Record extracts:
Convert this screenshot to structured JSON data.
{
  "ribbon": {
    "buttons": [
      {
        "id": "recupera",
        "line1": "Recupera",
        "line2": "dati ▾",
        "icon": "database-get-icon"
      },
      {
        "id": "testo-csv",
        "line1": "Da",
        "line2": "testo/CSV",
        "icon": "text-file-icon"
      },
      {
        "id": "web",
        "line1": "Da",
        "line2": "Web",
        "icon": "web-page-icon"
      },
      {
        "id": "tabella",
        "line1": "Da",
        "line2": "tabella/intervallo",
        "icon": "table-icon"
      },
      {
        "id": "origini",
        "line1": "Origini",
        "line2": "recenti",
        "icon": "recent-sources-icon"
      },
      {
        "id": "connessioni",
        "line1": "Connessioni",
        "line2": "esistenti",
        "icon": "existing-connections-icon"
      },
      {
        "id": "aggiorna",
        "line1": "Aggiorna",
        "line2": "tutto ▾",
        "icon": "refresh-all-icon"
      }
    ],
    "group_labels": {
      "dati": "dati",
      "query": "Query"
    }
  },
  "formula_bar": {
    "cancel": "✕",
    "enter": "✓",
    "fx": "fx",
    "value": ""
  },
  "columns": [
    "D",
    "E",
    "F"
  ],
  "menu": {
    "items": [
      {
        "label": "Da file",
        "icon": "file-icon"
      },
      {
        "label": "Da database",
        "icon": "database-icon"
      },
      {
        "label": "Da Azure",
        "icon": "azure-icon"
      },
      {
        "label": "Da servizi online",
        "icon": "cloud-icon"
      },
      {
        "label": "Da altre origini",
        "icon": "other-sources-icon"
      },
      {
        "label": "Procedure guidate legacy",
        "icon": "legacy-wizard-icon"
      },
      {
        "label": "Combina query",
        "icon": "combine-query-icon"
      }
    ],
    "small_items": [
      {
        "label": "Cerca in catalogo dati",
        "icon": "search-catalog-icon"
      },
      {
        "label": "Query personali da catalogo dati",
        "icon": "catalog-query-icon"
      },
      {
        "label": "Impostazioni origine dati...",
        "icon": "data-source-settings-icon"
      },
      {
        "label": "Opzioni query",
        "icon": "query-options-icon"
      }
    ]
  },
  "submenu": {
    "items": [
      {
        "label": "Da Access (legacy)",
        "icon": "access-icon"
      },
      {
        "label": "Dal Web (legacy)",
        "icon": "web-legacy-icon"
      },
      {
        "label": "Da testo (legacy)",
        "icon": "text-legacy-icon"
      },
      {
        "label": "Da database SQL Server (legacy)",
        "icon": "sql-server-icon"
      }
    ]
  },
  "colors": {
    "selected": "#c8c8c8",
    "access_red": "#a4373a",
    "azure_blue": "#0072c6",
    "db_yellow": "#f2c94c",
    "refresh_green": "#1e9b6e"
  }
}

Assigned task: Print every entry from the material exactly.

Task answer:
Convert this screenshot to structured JSON data.
{
  "ribbon": {
    "buttons": [
      {
        "id": "recupera",
        "line1": "Recupera",
        "line2": "dati ▾",
        "icon": "database-get-icon"
      },
      {
        "id": "testo-csv",
        "line1": "Da",
        "line2": "testo/CSV",
        "icon": "text-file-icon"
      },
      {
        "id": "web",
        "line1": "Da",
        "line2": "Web",
        "icon": "web-page-icon"
      },
      {
        "id": "tabella",
        "line1": "Da",
        "line2": "tabella/intervallo",
        "icon": "table-icon"
      },
      {
        "id": "origini",
        "line1": "Origini",
        "line2": "recenti",
        "icon": "recent-sources-icon"
      },
      {
        "id": "connessioni",
        "line1": "Connessioni",
        "line2": "esistenti",
        "icon": "existing-connections-icon"
      },
      {
        "id": "aggiorna",
        "line1": "Aggiorna",
        "line2": "tutto ▾",
        "icon": "refresh-all-icon"
      }
    ],
    "group_labels": {
      "dati": "dati",
      "query": "Query"
    }
  },
  "formula_bar": {
    "cancel": "✕",
    "enter": "✓",
    "fx": "fx",
    "value": ""
  },
  "columns": [
    "D",
    "E",
    "F"
  ],
  "menu": {
    "items": [
      {
        "label": "Da file",
        "icon": "file-icon"
      },
      {
        "label": "Da database",
        "icon": "database-icon"
      },
      {
        "label": "Da Azure",
        "icon": "azure-icon"
      },
      {
        "label": "Da servizi online",
        "icon": "cloud-icon"
      },
      {
        "label": "Da altre origini",
        "icon": "other-sources-icon"
      },
      {
        "label": "Procedure guidate legacy",
        "icon": "legacy-wizard-icon"
      },
      {
        "label": "Combina query",
        "icon": "combine-query-icon"
      }
    ],
    "small_items": [
      {
        "label": "Cerca in catalogo dati",
        "icon": "search-catalog-icon"
      },
      {
        "label": "Query personali da catalogo dati",
        "icon": "catalog-query-icon"
      },
      {
        "label": "Impostazioni origine dati...",
        "icon": "data-source-settings-icon"
      },
      {
        "label": "Opzioni query",
        "icon": "query-options-icon"
      }
    ]
  },
  "submenu": {
    "items": [
      {
        "label": "Da Access (legacy)",
        "icon": "access-icon"
      },
      {
        "label": "Dal Web (legacy)",
        "icon": "web-legacy-icon"
      },
      {
        "label": "Da testo (legacy)",
        "icon": "text-legacy-icon"
      },
      {
        "label": "Da database SQL Server (legacy)",
        "icon": "sql-server-icon"
      }
    ]
  },
  "colors": {
    "selected": "#c8c8c8",
    "access_red": "#a4373a",
    "azure_blue": "#0072c6",
    "db_yellow": "#f2c94c",
    "refresh_green": "#1e9b6e"
  }
}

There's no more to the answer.